Music community united by a mouse and metronome
Ever since COVID-19 was declared a pandemic, in-person arts and cultural happenings have been scuttled worldwide. Yet in difficult times, we crave things that calm, distract and soothe us. This is precisely why Donovan Seidle, BMus’99, and partner/conductor Janna Sailor decided a virtual concert was in desperate order.
Providing homebound members from the Calgary and Edmonton Philharmonic Orchestras with a rudimentary guide, each musician recorded the calming melody of Elgar’s Nimrod Variation IX individually and remotely from their “isolation booths” (homes). United only by Sailor’s conducting and a click-track audio guide to synthesize the tempo, each member used their cellphone to record their part and then send it digitally back to Seidle.
“The intent was three-fold,” explains Seidle, an adjunct violin professor at UCalgary, as well as a CPO member. “Our music director, Rune Bergmann, had recently lost his father and some of us wanted to send a well-wishing video to him and secondly, some of us felt like we were at risk of losing our regular audience members and wanted to connect . . . somehow.
“And through these difficult economic times, I wanted to prove (maybe even just to myself?) that musicians and artists contribute something beneficial to our communities. When you look at our mental health and the emotional availability right now . . . I think art can act as a balm and a hopeful beacon for all of us.”
Not to downplay the complexity of the virtual conducting and timing of each piece, but the editing was the trickiest part. Using his home studio, Seidle, who plays the violin and viola in the recording, spent three full days mixing, mastering and editing the video.
“So many high-quality video files were so heavy on my computer system,” explains Seidle, “that I had to downsample all the video files and eventually use a different video editor for it to be viable. I was wishing — still am — for more powerful hardware.”
Although nothing beats the thrill an orchestra gets from a physical audience’s reaction to a piece of music, Seidle admits he has enjoyed the direct feedback he’s been getting. Since its March 24 release, the video has been viewed more than 40,000 times on YouTube and 76,000 on Facebook.
“It’s very touching to hear how this video is allowing people to pause,” he says. “It seems to be giving people a moment of reflection, sort of an emotional catharsis. In our current state of physical distancing we risk losing our sense of community and this video is meant to inspire hope, strength and resilience.
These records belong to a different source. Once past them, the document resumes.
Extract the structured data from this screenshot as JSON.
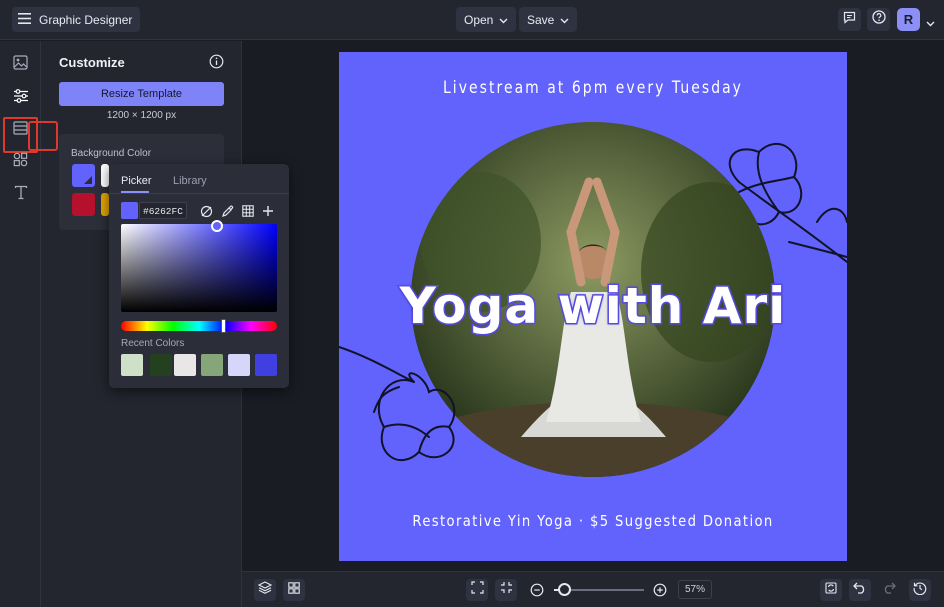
{
  "app": {
    "title": "Graphic Designer"
  },
  "toolbar": {
    "open_label": "Open",
    "save_label": "Save",
    "avatar_initial": "R"
  },
  "panel": {
    "title": "Customize",
    "resize_label": "Resize Template",
    "dimensions": "1200 × 1200 px",
    "background_color_label": "Background Color",
    "swatches": [
      "#6262fc",
      "#ffffff",
      "#b5102c",
      "#e0a400"
    ]
  },
  "picker": {
    "tabs": [
      "Picker",
      "Library"
    ],
    "hex_value": "#6262FC",
    "hue_fraction": 0.66,
    "recent_label": "Recent Colors",
    "recent_colors": [
      "#cfe0c8",
      "#23401f",
      "#e8e6e6",
      "#86a67a",
      "#d6d6fb",
      "#4040e0"
    ]
  },
  "design": {
    "background": "#6262fc",
    "top_text": "Livestream at 6pm every Tuesday",
    "headline": "Yoga with Ari",
    "bottom_text": "Restorative Yin Yoga · $5 Suggested Donation"
  },
  "bottombar": {
    "zoom_label": "57%",
    "zoom_fraction": 0.57
  }
}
“We want people to know that we are all pulling for recovery — together. That’s our collective goal right now.”